## Task statement
Your copy should repeat each record below exactly and contain no images.

## Supplied records
·····
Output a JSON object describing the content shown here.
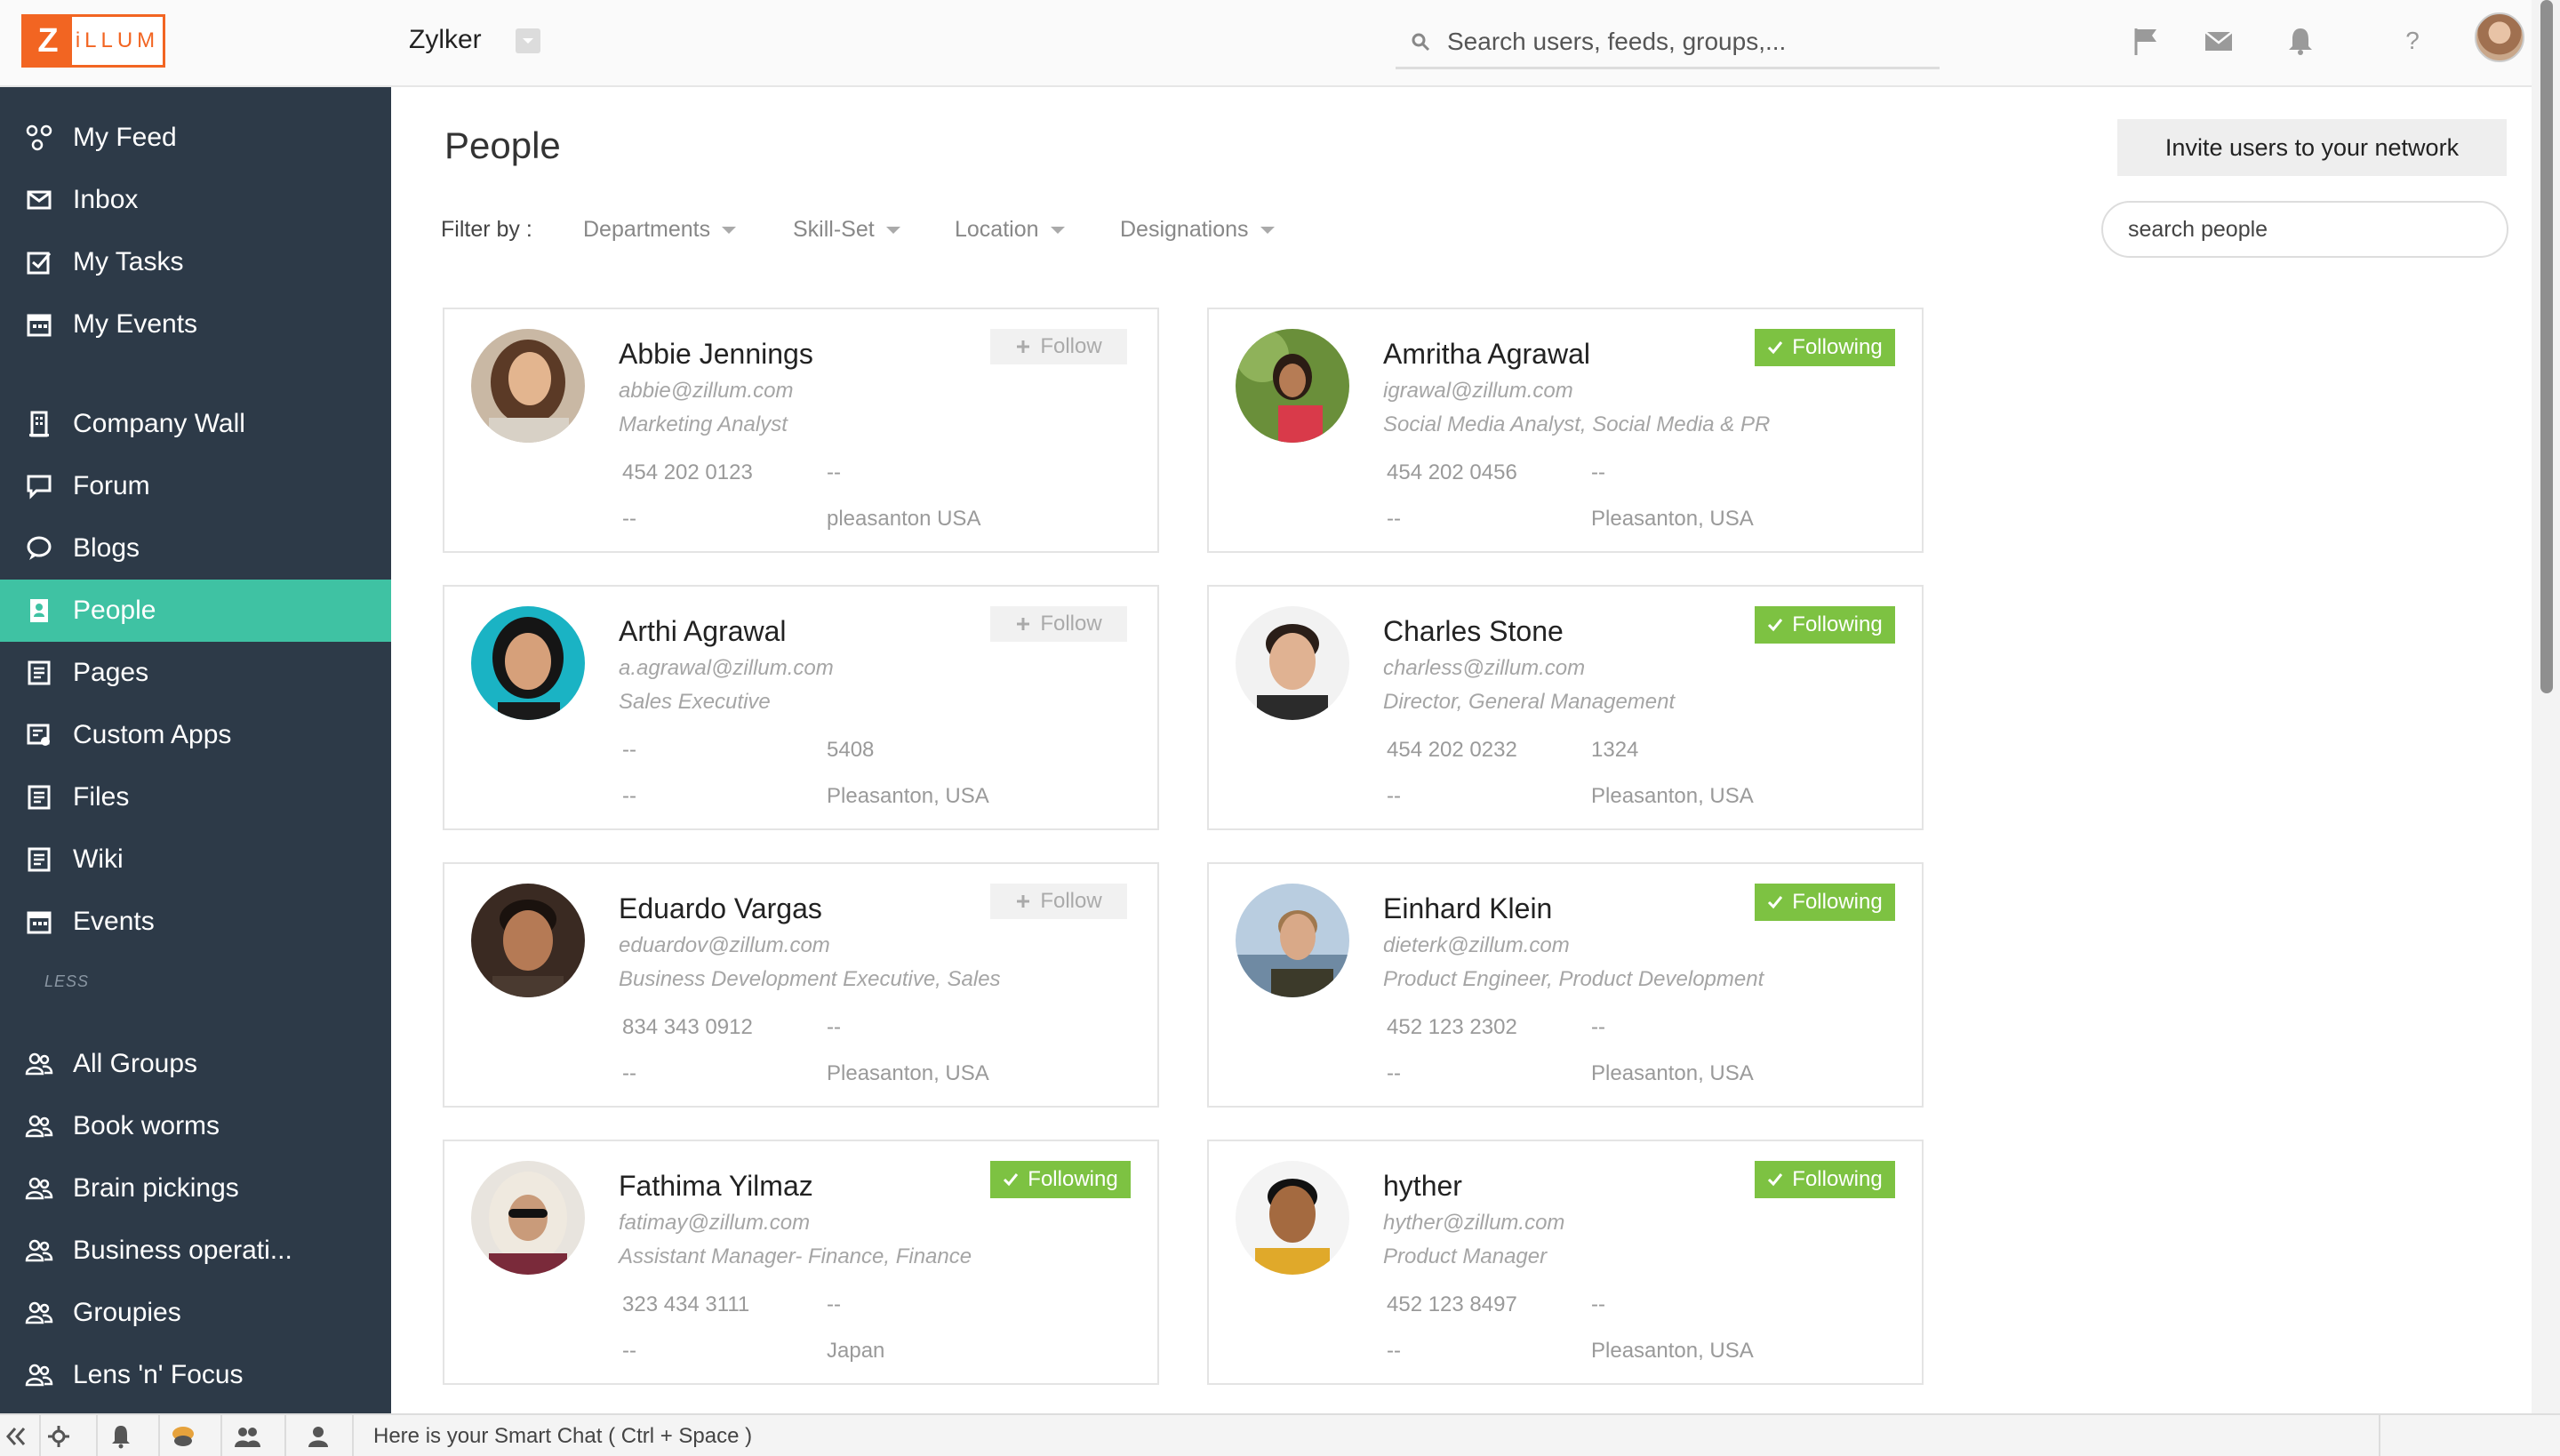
{
  "topbar": {
    "logo_letter": "Z",
    "logo_text": "iLLUM",
    "org_name": "Zylker",
    "search_placeholder": "Search users, feeds, groups,...",
    "help_label": "?"
  },
  "sidebar": {
    "items": [
      {
        "label": "My Feed",
        "icon": "feed-icon"
      },
      {
        "label": "Inbox",
        "icon": "inbox-icon"
      },
      {
        "label": "My Tasks",
        "icon": "tasks-icon"
      },
      {
        "label": "My Events",
        "icon": "calendar-icon"
      },
      {
        "label": "Company Wall",
        "icon": "building-icon"
      },
      {
        "label": "Forum",
        "icon": "forum-icon"
      },
      {
        "label": "Blogs",
        "icon": "blog-icon"
      },
      {
        "label": "People",
        "icon": "person-card-icon"
      },
      {
        "label": "Pages",
        "icon": "pages-icon"
      },
      {
        "label": "Custom Apps",
        "icon": "apps-icon"
      },
      {
        "label": "Files",
        "icon": "files-icon"
      },
      {
        "label": "Wiki",
        "icon": "wiki-icon"
      },
      {
        "label": "Events",
        "icon": "calendar-icon"
      },
      {
        "label": "All Groups",
        "icon": "group-icon"
      },
      {
        "label": "Book worms",
        "icon": "group-icon"
      },
      {
        "label": "Brain pickings",
        "icon": "group-icon"
      },
      {
        "label": "Business operati...",
        "icon": "group-icon"
      },
      {
        "label": "Groupies",
        "icon": "group-icon"
      },
      {
        "label": "Lens 'n' Focus",
        "icon": "group-icon"
      }
    ],
    "less_label": "LESS",
    "active": "People"
  },
  "main": {
    "title": "People",
    "invite_label": "Invite users to your network",
    "filter_label": "Filter by :",
    "filters": [
      "Departments",
      "Skill-Set",
      "Location",
      "Designations"
    ],
    "search_placeholder": "search people"
  },
  "people": [
    {
      "name": "Abbie Jennings",
      "email": "abbie@zillum.com",
      "role": "Marketing Analyst",
      "phone": "454 202 0123",
      "ext": "--",
      "mobile": "--",
      "location": "pleasanton USA",
      "status": "Follow",
      "following": false
    },
    {
      "name": "Amritha Agrawal",
      "email": "igrawal@zillum.com",
      "role": "Social Media Analyst, Social Media & PR",
      "phone": "454 202 0456",
      "ext": "--",
      "mobile": "--",
      "location": "Pleasanton, USA",
      "status": "Following",
      "following": true
    },
    {
      "name": "Arthi Agrawal",
      "email": "a.agrawal@zillum.com",
      "role": "Sales Executive",
      "phone": "--",
      "ext": "5408",
      "mobile": "--",
      "location": "Pleasanton, USA",
      "status": "Follow",
      "following": false
    },
    {
      "name": "Charles Stone",
      "email": "charless@zillum.com",
      "role": "Director, General Management",
      "phone": "454 202 0232",
      "ext": "1324",
      "mobile": "--",
      "location": "Pleasanton, USA",
      "status": "Following",
      "following": true
    },
    {
      "name": "Eduardo Vargas",
      "email": "eduardov@zillum.com",
      "role": "Business Development Executive, Sales",
      "phone": "834 343 0912",
      "ext": "--",
      "mobile": "--",
      "location": "Pleasanton, USA",
      "status": "Follow",
      "following": false
    },
    {
      "name": "Einhard Klein",
      "email": "dieterk@zillum.com",
      "role": "Product Engineer, Product Development",
      "phone": "452 123 2302",
      "ext": "--",
      "mobile": "--",
      "location": "Pleasanton, USA",
      "status": "Following",
      "following": true
    },
    {
      "name": "Fathima Yilmaz",
      "email": "fatimay@zillum.com",
      "role": "Assistant Manager- Finance, Finance",
      "phone": "323 434 3111",
      "ext": "--",
      "mobile": "--",
      "location": "Japan",
      "status": "Following",
      "following": true
    },
    {
      "name": "hyther",
      "email": "hyther@zillum.com",
      "role": "Product Manager",
      "phone": "452 123 8497",
      "ext": "--",
      "mobile": "--",
      "location": "Pleasanton, USA",
      "status": "Following",
      "following": true
    }
  ],
  "bottombar": {
    "smartchat_text": "Here is your Smart Chat ( Ctrl + Space )"
  },
  "colors": {
    "sidebar_bg": "#2d3a48",
    "active_bg": "#3fc2a3",
    "following_green": "#7dc242",
    "brand_orange": "#f26522"
  }
}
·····
## Problem solution
Output a JSON object describing the content shown here.
{
  "topbar": {
    "logo_letter": "Z",
    "logo_text": "iLLUM",
    "org_name": "Zylker",
    "search_placeholder": "Search users, feeds, groups,...",
    "help_label": "?"
  },
  "sidebar": {
    "items": [
      {
        "label": "My Feed",
        "icon": "feed-icon"
      },
      {
        "label": "Inbox",
        "icon": "inbox-icon"
      },
      {
        "label": "My Tasks",
        "icon": "tasks-icon"
      },
      {
        "label": "My Events",
        "icon": "calendar-icon"
      },
      {
        "label": "Company Wall",
        "icon": "building-icon"
      },
      {
        "label": "Forum",
        "icon": "forum-icon"
      },
      {
        "label": "Blogs",
        "icon": "blog-icon"
      },
      {
        "label": "People",
        "icon": "person-card-icon"
      },
      {
        "label": "Pages",
        "icon": "pages-icon"
      },
      {
        "label": "Custom Apps",
        "icon": "apps-icon"
      },
      {
        "label": "Files",
        "icon": "files-icon"
      },
      {
        "label": "Wiki",
        "icon": "wiki-icon"
      },
      {
        "label": "Events",
        "icon": "calendar-icon"
      },
      {
        "label": "All Groups",
        "icon": "group-icon"
      },
      {
        "label": "Book worms",
        "icon": "group-icon"
      },
      {
        "label": "Brain pickings",
        "icon": "group-icon"
      },
      {
        "label": "Business operati...",
        "icon": "group-icon"
      },
      {
        "label": "Groupies",
        "icon": "group-icon"
      },
      {
        "label": "Lens 'n' Focus",
        "icon": "group-icon"
      }
    ],
    "less_label": "LESS",
    "active": "People"
  },
  "main": {
    "title": "People",
    "invite_label": "Invite users to your network",
    "filter_label": "Filter by :",
    "filters": [
      "Departments",
      "Skill-Set",
      "Location",
      "Designations"
    ],
    "search_placeholder": "search people"
  },
  "people": [
    {
      "name": "Abbie Jennings",
      "email": "abbie@zillum.com",
      "role": "Marketing Analyst",
      "phone": "454 202 0123",
      "ext": "--",
      "mobile": "--",
      "location": "pleasanton USA",
      "status": "Follow",
      "following": false
    },
    {
      "name": "Amritha Agrawal",
      "email": "igrawal@zillum.com",
      "role": "Social Media Analyst, Social Media & PR",
      "phone": "454 202 0456",
      "ext": "--",
      "mobile": "--",
      "location": "Pleasanton, USA",
      "status": "Following",
      "following": true
    },
    {
      "name": "Arthi Agrawal",
      "email": "a.agrawal@zillum.com",
      "role": "Sales Executive",
      "phone": "--",
      "ext": "5408",
      "mobile": "--",
      "location": "Pleasanton, USA",
      "status": "Follow",
      "following": false
    },
    {
      "name": "Charles Stone",
      "email": "charless@zillum.com",
      "role": "Director, General Management",
      "phone": "454 202 0232",
      "ext": "1324",
      "mobile": "--",
      "location": "Pleasanton, USA",
      "status": "Following",
      "following": true
    },
    {
      "name": "Eduardo Vargas",
      "email": "eduardov@zillum.com",
      "role": "Business Development Executive, Sales",
      "phone": "834 343 0912",
      "ext": "--",
      "mobile": "--",
      "location": "Pleasanton, USA",
      "status": "Follow",
      "following": false
    },
    {
      "name": "Einhard Klein",
      "email": "dieterk@zillum.com",
      "role": "Product Engineer, Product Development",
      "phone": "452 123 2302",
      "ext": "--",
      "mobile": "--",
      "location": "Pleasanton, USA",
      "status": "Following",
      "following": true
    },
    {
      "name": "Fathima Yilmaz",
      "email": "fatimay@zillum.com",
      "role": "Assistant Manager- Finance, Finance",
      "phone": "323 434 3111",
      "ext": "--",
      "mobile": "--",
      "location": "Japan",
      "status": "Following",
      "following": true
    },
    {
      "name": "hyther",
      "email": "hyther@zillum.com",
      "role": "Product Manager",
      "phone": "452 123 8497",
      "ext": "--",
      "mobile": "--",
      "location": "Pleasanton, USA",
      "status": "Following",
      "following": true
    }
  ],
  "bottombar": {
    "smartchat_text": "Here is your Smart Chat ( Ctrl + Space )"
  },
  "colors": {
    "sidebar_bg": "#2d3a48",
    "active_bg": "#3fc2a3",
    "following_green": "#7dc242",
    "brand_orange": "#f26522"
  }
}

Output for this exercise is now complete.